“In 3-5 years from now, I think college athletics is going to look a lot different.”
Smith was talking generally about more changes coming, but whatever changes ultimately come for the Pac-12 will have a direct effect on the Runnin’ Utes, who have not been to an NCAA Tournament out of arguably the weakest Power Six conference in the country since 2016.
For all intents and purposes, everything is still hypothetical at this point, but let’s consider what could be coming down the pike for the Utes.
If the Pac-12 raids the Mountain West, maybe it ends up with San Diego State and Boise State, currently two of the top mid-major programs in the country.
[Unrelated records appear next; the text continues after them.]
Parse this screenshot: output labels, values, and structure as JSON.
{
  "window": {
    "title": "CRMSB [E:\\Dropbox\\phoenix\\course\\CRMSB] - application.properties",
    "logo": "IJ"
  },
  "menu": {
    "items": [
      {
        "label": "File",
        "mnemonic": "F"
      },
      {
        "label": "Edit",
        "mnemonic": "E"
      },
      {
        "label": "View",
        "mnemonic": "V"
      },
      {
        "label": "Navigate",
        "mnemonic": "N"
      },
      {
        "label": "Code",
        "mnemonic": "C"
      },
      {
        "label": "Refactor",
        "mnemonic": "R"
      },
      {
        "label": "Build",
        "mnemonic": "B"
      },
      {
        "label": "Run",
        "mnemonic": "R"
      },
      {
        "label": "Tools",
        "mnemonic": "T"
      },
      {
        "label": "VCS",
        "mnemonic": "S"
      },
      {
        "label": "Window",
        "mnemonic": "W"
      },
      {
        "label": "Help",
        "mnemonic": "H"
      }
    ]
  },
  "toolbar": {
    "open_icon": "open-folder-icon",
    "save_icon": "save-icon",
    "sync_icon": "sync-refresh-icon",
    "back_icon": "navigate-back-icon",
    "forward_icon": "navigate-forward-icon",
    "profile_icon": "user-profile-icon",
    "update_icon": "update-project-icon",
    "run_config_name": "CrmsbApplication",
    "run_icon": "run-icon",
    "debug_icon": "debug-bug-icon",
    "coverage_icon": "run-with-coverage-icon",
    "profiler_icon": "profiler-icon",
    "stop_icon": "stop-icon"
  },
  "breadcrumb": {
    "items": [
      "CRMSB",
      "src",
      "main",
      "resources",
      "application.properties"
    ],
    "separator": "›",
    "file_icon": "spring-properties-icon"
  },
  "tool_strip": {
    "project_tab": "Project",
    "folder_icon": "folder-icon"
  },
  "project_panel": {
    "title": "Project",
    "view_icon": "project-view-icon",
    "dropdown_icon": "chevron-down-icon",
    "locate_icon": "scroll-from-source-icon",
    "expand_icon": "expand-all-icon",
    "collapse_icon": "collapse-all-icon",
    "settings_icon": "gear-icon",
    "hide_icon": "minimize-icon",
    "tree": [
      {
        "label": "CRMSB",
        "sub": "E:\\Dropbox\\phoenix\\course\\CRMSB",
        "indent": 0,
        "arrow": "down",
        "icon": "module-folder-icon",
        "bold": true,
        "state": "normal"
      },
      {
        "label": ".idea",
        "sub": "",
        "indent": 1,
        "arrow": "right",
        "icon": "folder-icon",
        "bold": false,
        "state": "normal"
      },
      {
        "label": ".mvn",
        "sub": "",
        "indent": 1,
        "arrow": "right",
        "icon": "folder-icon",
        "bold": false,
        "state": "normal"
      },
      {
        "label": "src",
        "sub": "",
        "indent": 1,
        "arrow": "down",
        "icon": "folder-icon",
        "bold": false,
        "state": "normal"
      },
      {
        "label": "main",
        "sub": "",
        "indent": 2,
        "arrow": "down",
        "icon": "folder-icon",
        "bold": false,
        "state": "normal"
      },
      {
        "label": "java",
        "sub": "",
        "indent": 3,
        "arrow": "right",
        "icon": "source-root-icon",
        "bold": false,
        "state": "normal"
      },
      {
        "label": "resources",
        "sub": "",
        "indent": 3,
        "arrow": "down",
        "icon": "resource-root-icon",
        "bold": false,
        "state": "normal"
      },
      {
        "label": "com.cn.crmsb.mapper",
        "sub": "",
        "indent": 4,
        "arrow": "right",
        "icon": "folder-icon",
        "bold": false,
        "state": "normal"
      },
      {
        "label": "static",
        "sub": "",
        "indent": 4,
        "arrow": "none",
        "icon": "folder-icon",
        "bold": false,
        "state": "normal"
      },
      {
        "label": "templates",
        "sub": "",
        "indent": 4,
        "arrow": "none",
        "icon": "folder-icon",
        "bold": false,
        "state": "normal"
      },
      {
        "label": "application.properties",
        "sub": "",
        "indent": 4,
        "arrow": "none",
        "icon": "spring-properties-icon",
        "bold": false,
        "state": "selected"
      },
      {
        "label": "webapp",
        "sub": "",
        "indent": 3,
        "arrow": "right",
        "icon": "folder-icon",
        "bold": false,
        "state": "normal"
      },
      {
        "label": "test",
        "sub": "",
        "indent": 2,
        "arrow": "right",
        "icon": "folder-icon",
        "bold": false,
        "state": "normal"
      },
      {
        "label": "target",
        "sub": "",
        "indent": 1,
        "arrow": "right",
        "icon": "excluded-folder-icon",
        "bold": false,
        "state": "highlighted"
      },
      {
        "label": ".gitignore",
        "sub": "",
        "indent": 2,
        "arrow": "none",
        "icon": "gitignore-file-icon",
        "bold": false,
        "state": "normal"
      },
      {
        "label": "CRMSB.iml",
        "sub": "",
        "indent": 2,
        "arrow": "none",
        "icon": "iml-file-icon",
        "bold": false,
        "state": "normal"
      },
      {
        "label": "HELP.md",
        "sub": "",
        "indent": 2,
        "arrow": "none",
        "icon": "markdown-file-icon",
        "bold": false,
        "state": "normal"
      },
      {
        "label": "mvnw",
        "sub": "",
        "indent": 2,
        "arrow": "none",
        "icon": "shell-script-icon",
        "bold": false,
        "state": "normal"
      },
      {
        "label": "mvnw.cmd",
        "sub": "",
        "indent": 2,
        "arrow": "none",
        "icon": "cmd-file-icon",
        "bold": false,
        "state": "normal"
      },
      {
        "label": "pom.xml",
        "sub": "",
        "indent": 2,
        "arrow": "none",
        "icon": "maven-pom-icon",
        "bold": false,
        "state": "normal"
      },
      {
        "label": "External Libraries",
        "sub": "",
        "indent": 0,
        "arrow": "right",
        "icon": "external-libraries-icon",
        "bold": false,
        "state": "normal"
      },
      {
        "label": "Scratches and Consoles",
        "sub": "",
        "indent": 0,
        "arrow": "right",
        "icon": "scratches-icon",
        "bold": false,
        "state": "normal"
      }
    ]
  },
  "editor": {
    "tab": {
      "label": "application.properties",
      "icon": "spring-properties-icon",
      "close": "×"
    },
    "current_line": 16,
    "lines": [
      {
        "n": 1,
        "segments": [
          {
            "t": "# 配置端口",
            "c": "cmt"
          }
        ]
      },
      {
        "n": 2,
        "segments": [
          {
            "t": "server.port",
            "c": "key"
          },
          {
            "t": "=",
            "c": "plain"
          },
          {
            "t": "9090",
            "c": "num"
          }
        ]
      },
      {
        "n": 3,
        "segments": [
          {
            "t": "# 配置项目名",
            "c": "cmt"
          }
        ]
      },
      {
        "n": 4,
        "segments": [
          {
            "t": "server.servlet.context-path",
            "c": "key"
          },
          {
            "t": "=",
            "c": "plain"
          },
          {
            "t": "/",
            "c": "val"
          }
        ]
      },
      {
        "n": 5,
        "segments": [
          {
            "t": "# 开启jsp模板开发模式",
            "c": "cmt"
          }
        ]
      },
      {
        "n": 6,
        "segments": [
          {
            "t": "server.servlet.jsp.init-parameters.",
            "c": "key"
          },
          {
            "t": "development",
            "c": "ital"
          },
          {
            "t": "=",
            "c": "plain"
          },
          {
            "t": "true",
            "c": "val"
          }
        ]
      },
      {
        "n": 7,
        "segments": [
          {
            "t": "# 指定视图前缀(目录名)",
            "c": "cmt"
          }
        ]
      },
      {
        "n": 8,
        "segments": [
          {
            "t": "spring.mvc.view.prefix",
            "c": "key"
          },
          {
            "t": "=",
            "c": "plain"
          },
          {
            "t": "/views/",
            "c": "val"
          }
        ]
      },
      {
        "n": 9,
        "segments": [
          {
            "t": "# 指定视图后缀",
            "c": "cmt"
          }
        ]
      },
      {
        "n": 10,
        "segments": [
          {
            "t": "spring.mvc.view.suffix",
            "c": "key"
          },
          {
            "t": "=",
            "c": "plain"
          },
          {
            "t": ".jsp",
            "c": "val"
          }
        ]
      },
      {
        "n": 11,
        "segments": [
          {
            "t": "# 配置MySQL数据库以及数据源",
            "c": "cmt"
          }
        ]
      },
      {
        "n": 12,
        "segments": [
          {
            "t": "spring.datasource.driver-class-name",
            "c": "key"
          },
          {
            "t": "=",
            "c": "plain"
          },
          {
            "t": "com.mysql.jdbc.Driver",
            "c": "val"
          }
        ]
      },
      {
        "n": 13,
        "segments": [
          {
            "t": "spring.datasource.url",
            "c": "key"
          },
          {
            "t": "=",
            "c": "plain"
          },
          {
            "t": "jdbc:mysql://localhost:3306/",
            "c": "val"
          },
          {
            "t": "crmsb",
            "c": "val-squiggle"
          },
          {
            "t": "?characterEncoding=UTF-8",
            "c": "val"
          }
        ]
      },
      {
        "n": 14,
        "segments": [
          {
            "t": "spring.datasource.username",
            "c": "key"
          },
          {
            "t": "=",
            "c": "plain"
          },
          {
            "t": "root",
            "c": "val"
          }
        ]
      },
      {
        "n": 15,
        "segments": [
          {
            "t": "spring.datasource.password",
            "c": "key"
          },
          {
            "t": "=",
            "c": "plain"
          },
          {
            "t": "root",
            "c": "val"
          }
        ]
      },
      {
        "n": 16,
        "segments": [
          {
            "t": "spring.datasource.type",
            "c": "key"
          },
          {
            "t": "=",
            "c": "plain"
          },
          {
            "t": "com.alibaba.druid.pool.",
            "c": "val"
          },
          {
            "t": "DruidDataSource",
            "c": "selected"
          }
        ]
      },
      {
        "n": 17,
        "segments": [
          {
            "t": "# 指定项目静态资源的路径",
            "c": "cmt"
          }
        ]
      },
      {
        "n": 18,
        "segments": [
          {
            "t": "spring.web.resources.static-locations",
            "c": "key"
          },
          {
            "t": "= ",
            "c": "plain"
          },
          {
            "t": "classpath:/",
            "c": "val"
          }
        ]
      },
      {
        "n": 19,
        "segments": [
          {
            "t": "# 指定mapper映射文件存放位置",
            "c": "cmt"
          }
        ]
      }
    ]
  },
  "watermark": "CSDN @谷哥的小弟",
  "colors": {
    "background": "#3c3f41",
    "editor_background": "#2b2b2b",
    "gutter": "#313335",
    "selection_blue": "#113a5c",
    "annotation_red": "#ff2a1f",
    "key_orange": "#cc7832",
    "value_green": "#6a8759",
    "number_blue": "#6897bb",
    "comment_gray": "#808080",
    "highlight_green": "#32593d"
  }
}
If the Big 12 takes Utah as part of a multi-team poaching, the Utes may end up in a conference with Kansas, Baylor and Texas Tech.
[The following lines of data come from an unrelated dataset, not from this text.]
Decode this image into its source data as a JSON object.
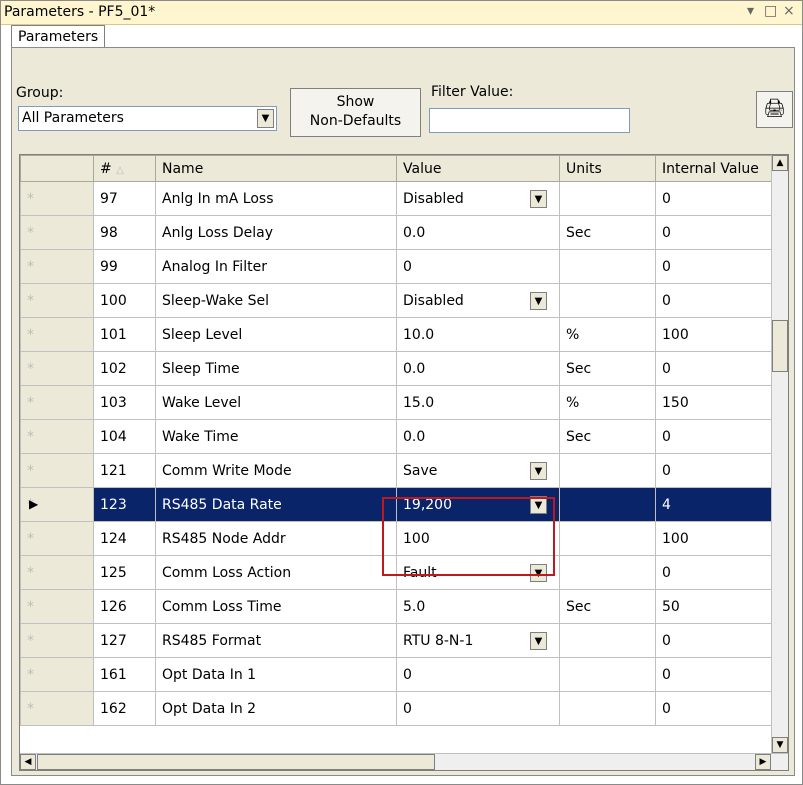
{
  "window": {
    "title": "Parameters - PF5_01*",
    "controls": [
      "▾",
      "□",
      "×"
    ]
  },
  "tab": {
    "label": "Parameters"
  },
  "group": {
    "label": "Group:",
    "value": "All Parameters"
  },
  "show_button": {
    "line1": "Show",
    "line2": "Non-Defaults"
  },
  "filter": {
    "label": "Filter Value:",
    "value": ""
  },
  "columns": {
    "marker": "",
    "num": "#",
    "name": "Name",
    "value": "Value",
    "units": "Units",
    "internal": "Internal Value"
  },
  "rows": [
    {
      "num": "97",
      "name": "Anlg In mA Loss",
      "value": "Disabled",
      "units": "",
      "internal": "0",
      "dropdown": true,
      "star": "*"
    },
    {
      "num": "98",
      "name": "Anlg Loss Delay",
      "value": "0.0",
      "units": "Sec",
      "internal": "0",
      "dropdown": false,
      "star": "*"
    },
    {
      "num": "99",
      "name": "Analog In Filter",
      "value": "0",
      "units": "",
      "internal": "0",
      "dropdown": false,
      "star": "*"
    },
    {
      "num": "100",
      "name": "Sleep-Wake Sel",
      "value": "Disabled",
      "units": "",
      "internal": "0",
      "dropdown": true,
      "star": "*"
    },
    {
      "num": "101",
      "name": "Sleep Level",
      "value": "10.0",
      "units": "%",
      "internal": "100",
      "dropdown": false,
      "star": "*"
    },
    {
      "num": "102",
      "name": "Sleep Time",
      "value": "0.0",
      "units": "Sec",
      "internal": "0",
      "dropdown": false,
      "star": "*"
    },
    {
      "num": "103",
      "name": "Wake Level",
      "value": "15.0",
      "units": "%",
      "internal": "150",
      "dropdown": false,
      "star": "*"
    },
    {
      "num": "104",
      "name": "Wake Time",
      "value": "0.0",
      "units": "Sec",
      "internal": "0",
      "dropdown": false,
      "star": "*"
    },
    {
      "num": "121",
      "name": "Comm Write Mode",
      "value": "Save",
      "units": "",
      "internal": "0",
      "dropdown": true,
      "star": "*"
    },
    {
      "num": "123",
      "name": "RS485 Data Rate",
      "value": "19,200",
      "units": "",
      "internal": "4",
      "dropdown": true,
      "star": "*",
      "selected": true
    },
    {
      "num": "124",
      "name": "RS485 Node Addr",
      "value": "100",
      "units": "",
      "internal": "100",
      "dropdown": false,
      "star": "*"
    },
    {
      "num": "125",
      "name": "Comm Loss Action",
      "value": "Fault",
      "units": "",
      "internal": "0",
      "dropdown": true,
      "star": "*"
    },
    {
      "num": "126",
      "name": "Comm Loss Time",
      "value": "5.0",
      "units": "Sec",
      "internal": "50",
      "dropdown": false,
      "star": "*"
    },
    {
      "num": "127",
      "name": "RS485 Format",
      "value": "RTU 8-N-1",
      "units": "",
      "internal": "0",
      "dropdown": true,
      "star": "*"
    },
    {
      "num": "161",
      "name": "Opt Data In 1",
      "value": "0",
      "units": "",
      "internal": "0",
      "dropdown": false,
      "star": "*"
    },
    {
      "num": "162",
      "name": "Opt Data In 2",
      "value": "0",
      "units": "",
      "internal": "0",
      "dropdown": false,
      "star": "*"
    }
  ],
  "colors": {
    "selection": "#0a246a",
    "highlight": "#c0181f",
    "titlebar": "#fff6cf"
  }
}
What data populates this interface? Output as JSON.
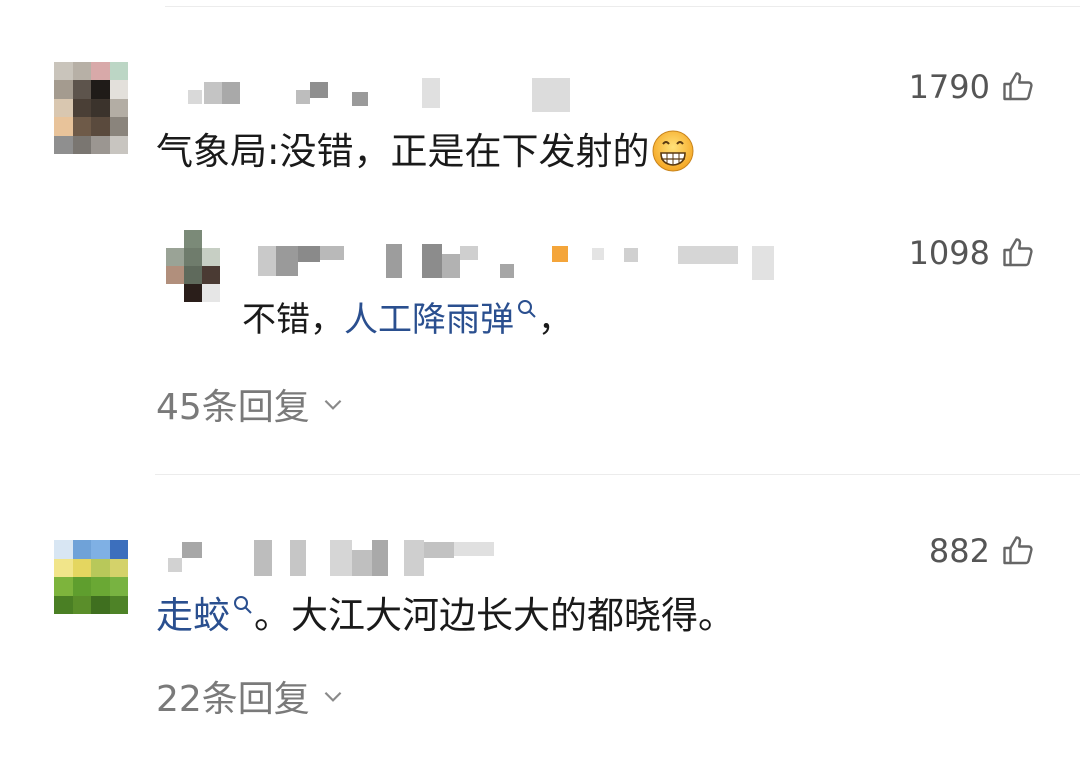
{
  "comments": [
    {
      "text_before": "气象局:没错，正是在下发射的",
      "likes": "1790",
      "replies": {
        "count_label": "45条回复"
      },
      "sub_reply": {
        "text_before": "不错，",
        "link_text": "人工降雨弹",
        "text_after": "，",
        "likes": "1098"
      }
    },
    {
      "link_text": "走蛟",
      "text_after": "。大江大河边长大的都晓得。",
      "likes": "882",
      "replies": {
        "count_label": "22条回复"
      }
    }
  ],
  "icons": {
    "like": "thumbs-up-icon",
    "search": "search-icon",
    "expand": "chevron-down-icon",
    "emoji": "grinning-face-emoji"
  },
  "colors": {
    "link": "#2a4f8f",
    "secondary_text": "#7a7a7a",
    "divider": "#ececec"
  }
}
If the reported “loose partnership” between the Pac-12 and ACC comes to fruition, Duke, North Carolina, Syracuse, Virginia, Florida State, and Louisville might be on the docket.
There are no go-to options among those three. Nobody is asking what Utah would prefer here, nor is anyone asking what the rest of the Pac-12 basketball programs would prefer.
They’re all just collateral damage.
Other things on my mind
• The media was allowed into Utah practice on Thursday. I paid a lot of attention to 6-foot-8 former Wasatch Academy star Keba Keita, who looked as advertised. Just a freak of an athlete, a rim-to-rim guy, potentially a defensive force walking in the door for Smith. There were a handful of ‘whoa’ moments from Keita on Thursday, enough that you left the gym optimistic despite his being quite raw offensively. To be clear, Keita is absolutely raw, but certainly less raw than I was led to believe. For now, don’t bet on anything happening offensively from Keita from outside 8 feet.
• I’ve spent four months writing and talking about this, but there isn’t enough size on this roster. The good news is, maybe Keita is a little more ready to play real minutes than I first thought. Of course, let’s see what happens once school starts, practice starts, games start, and things get a little more serious, but that’s where I am right now. It’s Branden Carlson, Keita, Ben Carlson as a stretch-4, and maybe Gavin Baxter, who we’ll talk more about below.
• We’re talking about a July workout against his teammates here, but among the new guys, I thought Wil Exacte looked the most comfortable. He’s a plus athlete and he can shoot it, neither of which Utah had last season, especially the former. One noticeable thing to me was that Exacte wanted to go high octane at all times. Commendable, not sustainable, but the good news is, everyone says he’s very coachable, so now it’s up to Smith and staff to get that under control.
• Bostyn Holt and BYU transfer Gavin Baxter are not yet cleared for full contact, but Smith offered optimism that both would be ready to go by the time Utah’s fall semester begins on Aug. 22. What Baxter can give this season is an intriguing situation, having missed most of the last three seasons due to various injuries. If Utah gets anything resembling rotation minutes out of Baxter this winter, it strikes me as a bonus.